Whether users are aware of this clause in Netflix’s terms of service or not, sharing passwords has become a practice “as endemic to the Netflix experience as having your favorite show canceled two seasons in” (Wired). According to ABC News “approximately one-third of subscribers to services like Netflix share their password with someone outside their household.”
This weekend’s test signals a shift in Netflix’s previous attitude toward the password-sharing phenomena. In 2016, Netflix CEO Reed Hastings was quoted saying “password sharing is something you have to learn to live with” (CBS News). Netflix’s Chief Product Officer, Greg Peters, echoed Hasting’s sentiments in 2019, by saying “we’ve got no big plans to announce at this point in time in terms of doing something differently there” (ABC News).
However, according to Bloomberg, a coalition of streaming heads from networks such as Netflix, HBO, Amazon and Disney+ formed in late 2019 to address “ways to limit shared passwords, like text codes and required periodic password changes.” The two-step authentication process rolled out as a test among select Netflix users over the weekend proved one of the first instances in which a streaming service put one of these strategies into action.
The Washington Post cited Netflix’s growing subscriber base as financial incentive to crack down on password sharing, with the streamer exceeding 200 million subscribers. As streaming becomes an increasingly saturated marketplace, whose most recent entry includes CBS All Access’ rebranded streamer Paramount+, competition from other networks may have likewise motivated Netflix’s recent test. However, The Washington Post points out that the risk in rolling out this strategy on a larger scale is that “it might drive others to simply give up on Netflix and turn to one of the other myriad streaming options.”

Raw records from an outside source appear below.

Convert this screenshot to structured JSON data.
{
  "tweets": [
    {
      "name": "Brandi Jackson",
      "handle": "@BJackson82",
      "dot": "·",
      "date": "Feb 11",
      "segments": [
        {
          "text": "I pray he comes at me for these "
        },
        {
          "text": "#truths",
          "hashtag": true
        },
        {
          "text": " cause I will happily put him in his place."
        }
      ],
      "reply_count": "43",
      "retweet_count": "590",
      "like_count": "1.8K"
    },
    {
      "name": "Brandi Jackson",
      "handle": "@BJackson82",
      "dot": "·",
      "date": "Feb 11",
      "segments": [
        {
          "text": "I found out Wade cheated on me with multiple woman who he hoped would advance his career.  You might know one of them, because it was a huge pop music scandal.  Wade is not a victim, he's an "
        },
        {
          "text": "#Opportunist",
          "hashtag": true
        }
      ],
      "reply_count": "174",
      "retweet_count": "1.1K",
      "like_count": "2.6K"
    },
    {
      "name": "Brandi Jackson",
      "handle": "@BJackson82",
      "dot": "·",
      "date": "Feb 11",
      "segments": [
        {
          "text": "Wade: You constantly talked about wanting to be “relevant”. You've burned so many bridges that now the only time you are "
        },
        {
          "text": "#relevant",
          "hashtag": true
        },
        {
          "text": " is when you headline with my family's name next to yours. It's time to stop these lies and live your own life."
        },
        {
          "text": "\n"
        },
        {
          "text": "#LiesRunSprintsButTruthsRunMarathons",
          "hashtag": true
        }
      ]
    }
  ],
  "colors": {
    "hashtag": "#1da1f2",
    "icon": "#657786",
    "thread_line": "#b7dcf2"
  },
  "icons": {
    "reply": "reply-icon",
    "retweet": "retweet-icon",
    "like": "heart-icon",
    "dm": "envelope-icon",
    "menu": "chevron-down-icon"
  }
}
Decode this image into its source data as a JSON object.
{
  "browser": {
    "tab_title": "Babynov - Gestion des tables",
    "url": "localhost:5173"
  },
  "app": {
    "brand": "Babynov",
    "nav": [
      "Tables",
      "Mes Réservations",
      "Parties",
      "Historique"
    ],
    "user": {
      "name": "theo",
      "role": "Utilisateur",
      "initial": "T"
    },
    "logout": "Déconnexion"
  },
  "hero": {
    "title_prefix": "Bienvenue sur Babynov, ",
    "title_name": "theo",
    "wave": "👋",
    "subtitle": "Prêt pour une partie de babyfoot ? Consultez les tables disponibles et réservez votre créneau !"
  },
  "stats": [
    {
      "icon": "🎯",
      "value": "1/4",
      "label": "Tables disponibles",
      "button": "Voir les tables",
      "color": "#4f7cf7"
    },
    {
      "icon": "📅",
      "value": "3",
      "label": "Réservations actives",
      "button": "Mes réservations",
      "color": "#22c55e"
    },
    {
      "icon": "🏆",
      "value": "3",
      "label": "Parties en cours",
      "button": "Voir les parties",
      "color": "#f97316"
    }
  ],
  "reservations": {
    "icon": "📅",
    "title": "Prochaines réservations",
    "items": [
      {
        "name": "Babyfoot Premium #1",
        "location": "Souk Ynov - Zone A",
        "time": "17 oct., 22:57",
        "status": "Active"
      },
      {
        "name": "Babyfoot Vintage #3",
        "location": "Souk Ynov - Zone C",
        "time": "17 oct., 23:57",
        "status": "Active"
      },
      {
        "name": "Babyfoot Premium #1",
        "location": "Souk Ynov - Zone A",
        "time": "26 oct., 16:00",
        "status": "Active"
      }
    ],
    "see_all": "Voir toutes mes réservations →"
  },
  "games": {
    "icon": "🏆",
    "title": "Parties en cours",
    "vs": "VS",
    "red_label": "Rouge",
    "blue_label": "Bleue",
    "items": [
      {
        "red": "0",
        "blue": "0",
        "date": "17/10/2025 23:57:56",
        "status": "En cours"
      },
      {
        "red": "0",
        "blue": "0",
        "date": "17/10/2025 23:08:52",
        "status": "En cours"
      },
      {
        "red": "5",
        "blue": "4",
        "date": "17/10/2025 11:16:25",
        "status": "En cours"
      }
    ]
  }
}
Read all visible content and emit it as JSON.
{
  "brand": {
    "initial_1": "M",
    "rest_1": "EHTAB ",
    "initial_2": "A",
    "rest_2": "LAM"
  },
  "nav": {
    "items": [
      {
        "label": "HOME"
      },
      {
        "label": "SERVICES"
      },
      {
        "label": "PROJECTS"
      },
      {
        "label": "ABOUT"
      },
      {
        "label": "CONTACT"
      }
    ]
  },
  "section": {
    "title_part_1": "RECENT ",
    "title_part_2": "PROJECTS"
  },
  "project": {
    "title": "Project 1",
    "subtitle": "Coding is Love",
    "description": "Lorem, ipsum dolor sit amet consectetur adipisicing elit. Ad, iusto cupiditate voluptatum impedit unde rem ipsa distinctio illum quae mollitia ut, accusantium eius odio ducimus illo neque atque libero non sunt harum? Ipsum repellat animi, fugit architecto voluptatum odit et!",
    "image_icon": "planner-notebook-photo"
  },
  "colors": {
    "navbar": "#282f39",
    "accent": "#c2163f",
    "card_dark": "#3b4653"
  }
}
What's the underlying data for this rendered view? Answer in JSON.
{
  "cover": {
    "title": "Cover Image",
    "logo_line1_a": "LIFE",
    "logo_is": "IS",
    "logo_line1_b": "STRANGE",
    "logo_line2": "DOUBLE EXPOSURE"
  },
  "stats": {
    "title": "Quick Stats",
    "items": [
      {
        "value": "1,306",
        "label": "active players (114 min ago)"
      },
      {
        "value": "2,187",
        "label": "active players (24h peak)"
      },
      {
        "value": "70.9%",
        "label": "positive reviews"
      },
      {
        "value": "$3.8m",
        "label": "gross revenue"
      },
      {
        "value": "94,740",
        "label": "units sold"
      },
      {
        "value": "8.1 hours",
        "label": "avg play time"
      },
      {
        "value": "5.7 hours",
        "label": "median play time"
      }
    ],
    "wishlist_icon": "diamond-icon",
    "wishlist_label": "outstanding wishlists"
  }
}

In reporting on Netflix’s recent roll-out, ABC News was unable to obtain an exact number from Netflix in terms of how many subscribers received this warning on password sharing. “For now, at least,” The Washington Post concludes “the test seems to be limited and no one is in imminent danger of losing their entertainment access.”